The three finalists Kennedy confirmed on Monday are: Bill Conley, recruiting coordinator/tight ends coach at Ohio State; Dean Pees, defensive coordinator/inside linebackers coach at Michigan State; and Charlie Molnar, offensive coordinator/quarterbacks/wide receivers coach at Kent State.
Kennedy said the other two candidates are head coaches that he has interviewed, but he had not officially received word that they were interested and therefore could not name them at this time.
"I should know the status of the other two candidates by Wednesday," said Kennedy. "If they decide they are not interested, I'm very comfortable with the three candidates I've already named."
Pees is currently in his third year as a Spartans assistant under head coach Nick Saban, who played on Kent State's 1972 Mid-American Conference championship team. A year ago, Pees' defense ranked 19th nationally, and this year, the Spartans are allowing just 299.9 yards and 17.2 points per game.
Pees, who graduated from Bowling Green in 1971, has extensive MAC ties. Before spending the 1994 season as the secondary coach at Notre Dame, he served a four-year stint as defensive coordinator at Toledo (under Saban in 1990). His 1992 unit led the MAC in scoring, rushing and total defense.
Pees also spent four years as defensive coordinator and secondary coach at Miami of Ohio (1983-86).
Conley, a Columbus native and 1972 OSU grad, is in his seventh year at Ohio State under head coach John Cooper. After coaching defensive ends the past five years, he switched to tight ends in '97 and continues to lead the Buckeyes' highly-successful recruiting efforts.
Conley was a reserve offensive lineman for the Buckeyes under Woody Hayes, then fashioned a 78-39 record as an Ohio high school coach at three different schools for 12 years.

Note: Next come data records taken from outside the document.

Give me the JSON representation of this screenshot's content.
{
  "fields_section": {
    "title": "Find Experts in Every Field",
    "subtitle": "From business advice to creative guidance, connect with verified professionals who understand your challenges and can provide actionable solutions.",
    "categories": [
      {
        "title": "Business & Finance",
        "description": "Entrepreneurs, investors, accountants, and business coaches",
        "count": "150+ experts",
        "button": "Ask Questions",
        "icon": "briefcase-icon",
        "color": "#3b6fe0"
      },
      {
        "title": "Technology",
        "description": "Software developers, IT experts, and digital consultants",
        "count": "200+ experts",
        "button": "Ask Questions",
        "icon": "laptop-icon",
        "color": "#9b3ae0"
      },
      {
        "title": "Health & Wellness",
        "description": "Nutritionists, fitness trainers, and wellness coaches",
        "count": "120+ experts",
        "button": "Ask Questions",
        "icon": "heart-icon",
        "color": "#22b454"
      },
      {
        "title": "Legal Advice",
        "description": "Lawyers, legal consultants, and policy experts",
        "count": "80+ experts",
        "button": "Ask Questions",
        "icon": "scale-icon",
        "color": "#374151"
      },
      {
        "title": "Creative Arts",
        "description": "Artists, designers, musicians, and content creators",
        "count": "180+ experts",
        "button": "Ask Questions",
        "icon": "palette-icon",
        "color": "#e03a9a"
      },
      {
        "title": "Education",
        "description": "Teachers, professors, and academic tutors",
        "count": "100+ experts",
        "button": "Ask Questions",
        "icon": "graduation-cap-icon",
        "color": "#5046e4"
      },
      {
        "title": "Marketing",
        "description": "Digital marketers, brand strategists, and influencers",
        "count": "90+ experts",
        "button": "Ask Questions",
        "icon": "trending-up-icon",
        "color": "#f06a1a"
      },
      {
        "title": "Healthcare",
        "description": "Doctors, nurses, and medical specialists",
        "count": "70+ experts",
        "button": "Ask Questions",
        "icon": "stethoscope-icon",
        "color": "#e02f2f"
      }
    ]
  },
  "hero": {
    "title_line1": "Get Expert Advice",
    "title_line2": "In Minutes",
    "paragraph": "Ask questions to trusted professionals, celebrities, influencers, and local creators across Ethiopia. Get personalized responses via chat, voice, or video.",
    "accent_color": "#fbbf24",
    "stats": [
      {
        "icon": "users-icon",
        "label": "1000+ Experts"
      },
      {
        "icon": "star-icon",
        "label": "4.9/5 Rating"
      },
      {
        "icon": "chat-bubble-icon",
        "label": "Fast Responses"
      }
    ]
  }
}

He then moved on to the collegiate level, coaching linebackers at Ohio State from 1984-87. During that time, he helped develop such players as Chris Spielman and Pepper Johnson.
Conley returned to the high school level from 1988-90, serving as head coach at Dublin before returning to Ohio State as the recruiting coordinator in 1991.
Molnar was a member of previous Kent State head coach Jim Corrigall's first staff in 1994. He served as quarterbacks coach for two years before taking over as offensive coordinator a year ago.
In two years under Molnar's tutelage, the Flashes have virtually rewritten the school's offensive record books. In his first year, Kent State nearly doubled its point production from the 1995 season (255 points). Then in 1997, the Flashes set a new school record for points in a season (337, 30.6 points per game) and finished third in the MAC and 12th nationally in total offense (442.4 yards per game).
Kennedy would not divulge the level the other two candidates are currently coaching at, but said that they were not at the same level.
One obvious possibility is Mount Union coach Larry Kehres (Southeast H.S.), whose Purple Raiders will play in the NCAA Division III semifinals this Saturday in Alliance. The Division I-AA and II playoffs are also still underway.
Kennedy said he will conduct thorough on-campus interviews with each candidate through this weekend.
"If things continue to progress as we think they will, I should have a final announcement by the middle of next week," said Kennedy.
Kennedy said approximately 50 individuals showed interest in the job, and that he has conducted 12 off-campus interviews during the past few weeks.
"So far, it's been primarily me screening, reviewing and interviewing candidates," said Kennedy. "I have used several individuals extensively as sounding boards. I'm the point person, but I've also used ADs, commissioners, head coaches and alumni that I hold in very high regard. They've been very helpful in narrowing the search."
Kennedy said that President Carol Cartwright and representatives from the Athletic Advisory Committee and the administrative and support staffs will be involved in the on-campus interview process.
"After the interviews have been conducted, I will call one back to campus and I will then make my recommendation to the President," said Kennedy.
Kennedy said he's looking to give the new coach "at least a four-year commitment," and that his salary will be competitive with others in the MAC.
"The salary range in the MAC is from the high 70s ($70,000) to slightly over $100,000, and we have the ability to be competitive with that," said Kennedy. "And one of our concerns is upgrading some of our assistant coaches financially. Salary has not deterred any of the candidates we've been interested in as of yet.
"They all view this as a tremendous opportunity. They see the stadium improvements we've made, the excellent facilities we have, the quality of this institution and the obvious administrative support that exists, and they realize we're serious about this football program."